A cousin of Chlamydia was discovered deep in the Arctic Ocean.
A very common sexually transmitted disease, chlamydia is caused by the bacteria Chlamydia trachomatis and it can infect men and women in different parts of the body, spread through sexual contact.
Several abundant populations bacteria in the Chlamydia family were discovered by a group of researchers in deep sediments of the Arctic Ocean -- 2 miles (3 kilometers) beneath the surface of the Arctic Ocean, several feet beneath the ocean floor.
The finding is expected to help understand how the bacteria evolved to become infectious.
Chlamydia and related bacteria (collectively referred to as Chlamydiae) need to interact with other organisms to survive. It interacts specifically with organisms such as animals, plants and fungi, and even microscopic organisms such as amoebas, algae and plankton.
The bacteria spend much of their lives inside the cells of their human hosts, but can also parasitise bears and koalas. Most of the knowledge about Chlamydiae is based on studies of pathogenic lineages in the laboratory. But do the bacteria also exist in other settings? If this study is any indication, the answer is yes.

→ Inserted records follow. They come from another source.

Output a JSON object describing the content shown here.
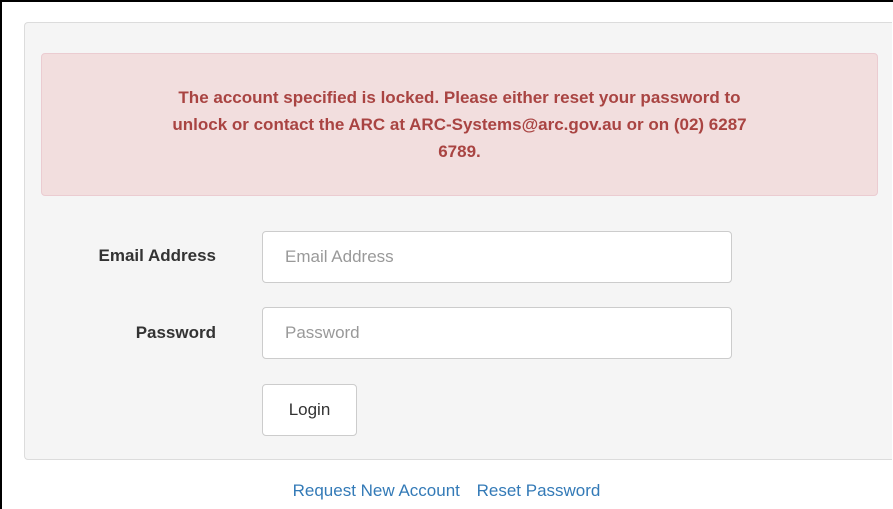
{
  "alert": {
    "lines": [
      "The account specified is locked. Please either reset your password to",
      "unlock or contact the ARC at ARC-Systems@arc.gov.au or on (02) 6287",
      "6789."
    ]
  },
  "form": {
    "email_label": "Email Address",
    "email_placeholder": "Email Address",
    "password_label": "Password",
    "password_placeholder": "Password",
    "login_label": "Login"
  },
  "footer": {
    "request_account_label": "Request New Account",
    "reset_password_label": "Reset Password"
  },
  "colors": {
    "alert_bg": "#f2dede",
    "alert_text": "#a94442",
    "panel_bg": "#f5f5f5",
    "link": "#337ab7"
  }
}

Chlamydia down below
An international group of researchers reported the discovery of numerous new species of Chlamydiae that grow in deep sediments of the Arctic Ocean, in the absence of obvious host organisms.

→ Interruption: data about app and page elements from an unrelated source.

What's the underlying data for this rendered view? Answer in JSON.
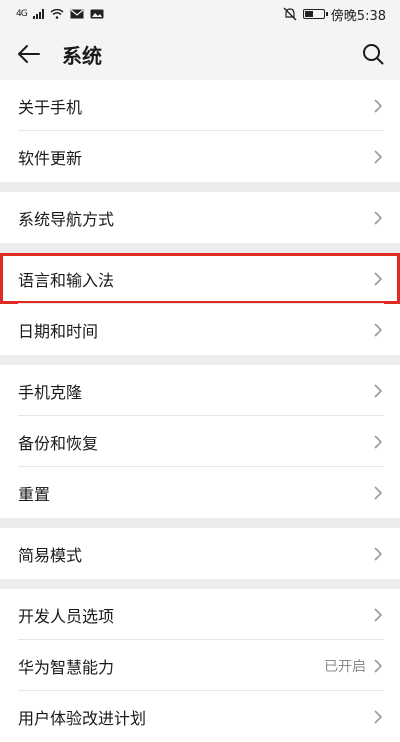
{
  "status_bar": {
    "network": "4G",
    "time": "傍晚5:38",
    "icons": [
      "signal-icon",
      "wifi-icon",
      "mail-icon",
      "image-icon",
      "mute-icon",
      "battery-icon"
    ]
  },
  "header": {
    "title": "系统"
  },
  "groups": [
    {
      "items": [
        {
          "label": "关于手机"
        },
        {
          "label": "软件更新"
        }
      ]
    },
    {
      "items": [
        {
          "label": "系统导航方式"
        }
      ]
    },
    {
      "items": [
        {
          "label": "语言和输入法",
          "highlighted": true
        },
        {
          "label": "日期和时间"
        }
      ]
    },
    {
      "items": [
        {
          "label": "手机克隆"
        },
        {
          "label": "备份和恢复"
        },
        {
          "label": "重置"
        }
      ]
    },
    {
      "items": [
        {
          "label": "简易模式"
        }
      ]
    },
    {
      "items": [
        {
          "label": "开发人员选项"
        },
        {
          "label": "华为智慧能力",
          "value": "已开启"
        },
        {
          "label": "用户体验改进计划"
        }
      ]
    }
  ],
  "colors": {
    "highlight": "#e02a1f",
    "background": "#f2f2f2"
  }
}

Researchers had been exploring microbes that live more than 3 kilometers below the ocean surface and several meters in the ocean floor sediment during an expedition to Loki's Castle, a deep-water hydrothermal ventilation field located in the Arctic Ocean between Iceland, Norway and Svaldbard. This environment lacks oxygen and macroscopic life forms.
Unexpectedly, the research team met this very abundant and diverse relative of Chlamydia.

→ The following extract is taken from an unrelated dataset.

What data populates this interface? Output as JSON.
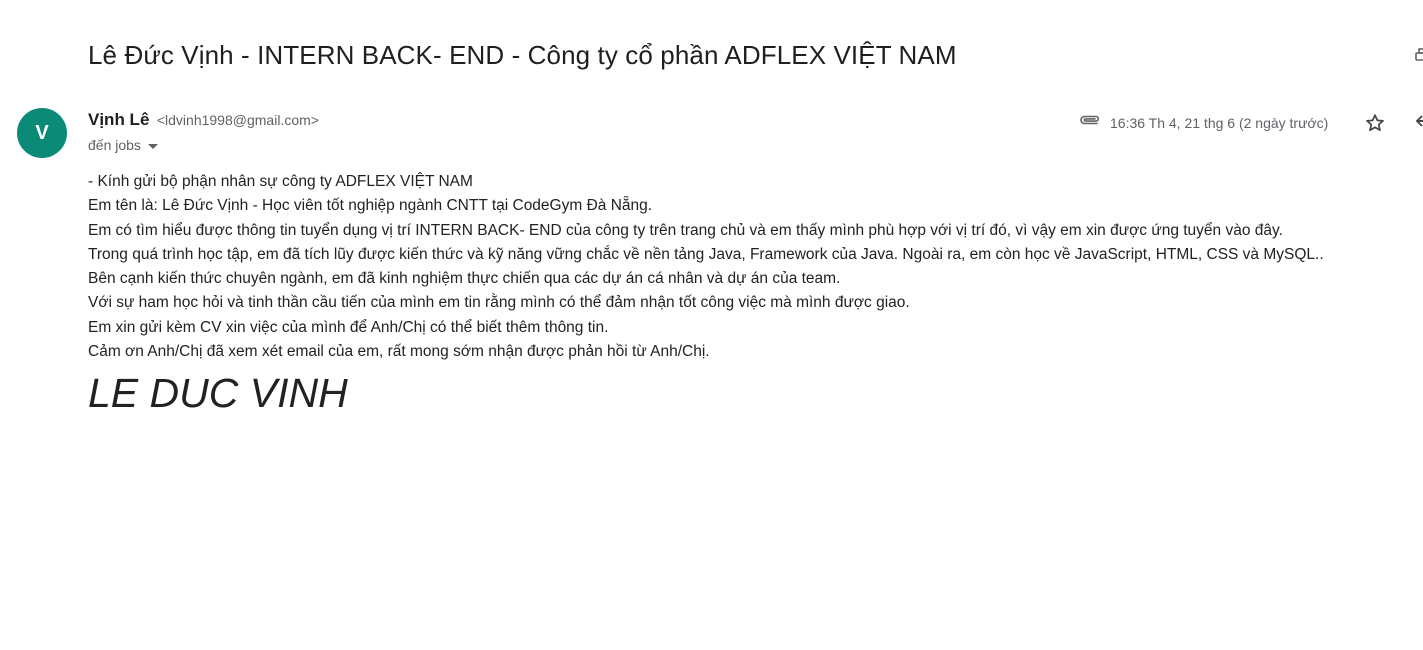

"Finding Chlamydiae in this environment was completely unexpected and, of course, raised the question of what they were doing there," said Jennah Dharamshi of the University of Uppsala, lead author of the study.
The team of researchers discovered that the bacteria used resources from other microbes living nearby instead of relying on host organisms to survive. The expectation now is to grow those microbes in the laboratory, as it may reveal how the bacteria ended up infecting animals, plants, fungi and microorganisms over the world.
"Even if these Chlamydiae are not associated with a host organism, we expect that they require compounds from other microbes living in the marine sediments," senior author Thijs Ettema, a professor of microbiology at Wageningen University in the Netherlands, said in the statement.
Only in the US, there are an estimated 2.86 million infections of chlamydia happening every year, making it the most commonly reported sexually transmitted disease, according to the Centers for Disease Control and Prevention.
The study was published in the journal Current Biology.